> **Prompt**:
Report every line of the data that includes "born".

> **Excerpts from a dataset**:
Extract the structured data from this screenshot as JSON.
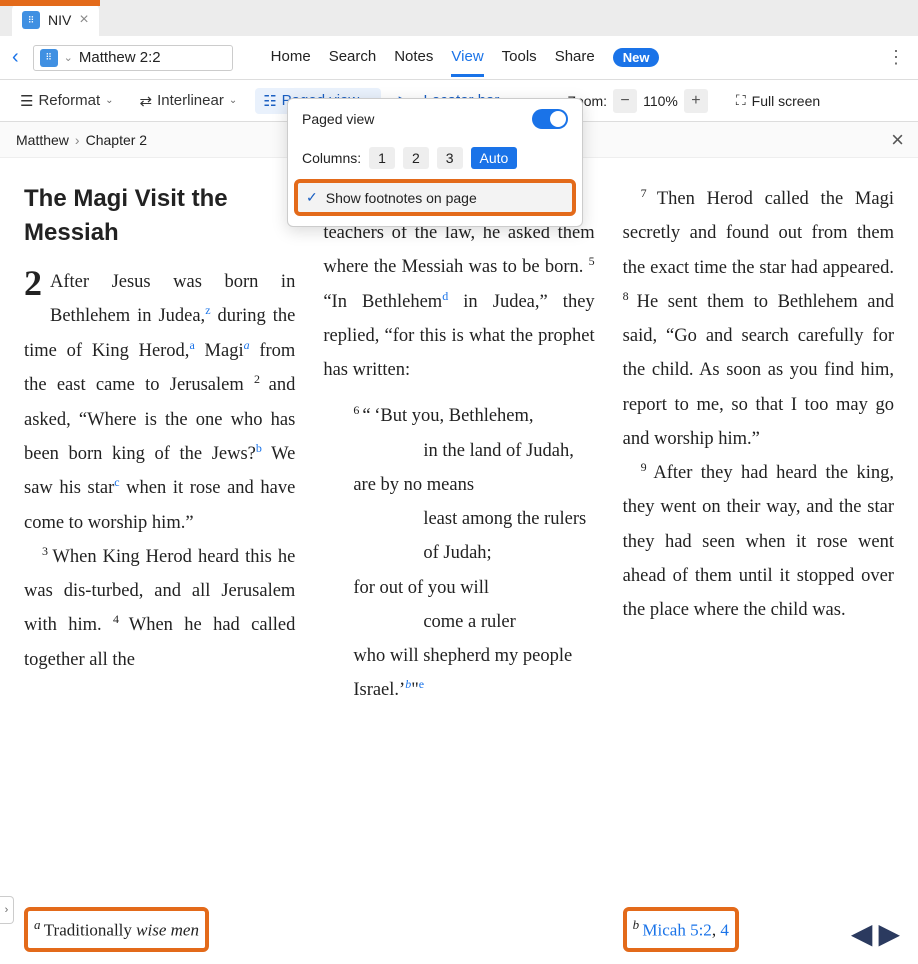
{
  "tab": {
    "label": "NIV"
  },
  "nav": {
    "reference": "Matthew 2:2",
    "links": [
      "Home",
      "Search",
      "Notes",
      "View",
      "Tools",
      "Share"
    ],
    "active": "View",
    "new_label": "New"
  },
  "toolbar": {
    "reformat": "Reformat",
    "interlinear": "Interlinear",
    "paged": "Paged view",
    "locator": "Locator bar",
    "zoom_label": "Zoom:",
    "zoom_value": "110%",
    "fullscreen": "Full screen"
  },
  "breadcrumb": {
    "book": "Matthew",
    "chapter": "Chapter 2"
  },
  "dropdown": {
    "title": "Paged view",
    "columns_label": "Columns:",
    "cols": [
      "1",
      "2",
      "3"
    ],
    "auto": "Auto",
    "footnotes": "Show footnotes on page"
  },
  "text": {
    "heading": "The Magi Visit the Messiah",
    "ch": "2",
    "v2a": "After Jesus was born in Bethlehem in Judea,",
    "v2b": " during the time of King Herod,",
    "v2c": " Magi",
    "v2d": " from the east came to Jerusalem ",
    "v2e": "and asked, “Where is the one who has been born king of the Jews?",
    "v2f": " We saw his star",
    "v2g": " when it rose and have come to worship him.”",
    "v3": "When King Herod heard this he was dis-turbed, and all Jerusalem with him. ",
    "v4a": "When he had called together all the",
    "c2_top": "teachers of the law, he asked them where the Messiah was to be born. ",
    "v5a": "“In Bethlehem",
    "v5b": " in Judea,” they replied, “for this is what the prophet has written:",
    "v6a": "“ ‘But you, Bethlehem,",
    "v6b": "in the land of Judah,",
    "v6c": "are by no means",
    "v6d": "least among the rulers of Judah;",
    "v6e": "for out of you will",
    "v6f": "come a ruler",
    "v6g": "who will shepherd my people Israel.’",
    "v7": "Then Herod called the Magi secretly and found out from them the exact time the star had appeared. ",
    "v8": "He sent them to Bethlehem and said, “Go and search carefully for the child. As soon as you find him, report to me, so that I too may go and worship him.”",
    "v9": "After they had heard the king, they went on their way, and the star they had seen when it rose went ahead of them until it stopped over the place where the child was."
  },
  "footnotes": {
    "a_text": "Traditionally ",
    "a_em": "wise men",
    "b_ref1": "Micah 5:2",
    "b_comma": ", ",
    "b_ref2": "4"
  }
}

> **Task answer**:
    "v2a": "After Jesus was born in Bethlehem in Judea,",
    "v2e": "and asked, “Where is the one who has been born king of the Jews?",
    "c2_top": "teachers of the law, he asked them where the Messiah was to be born. ",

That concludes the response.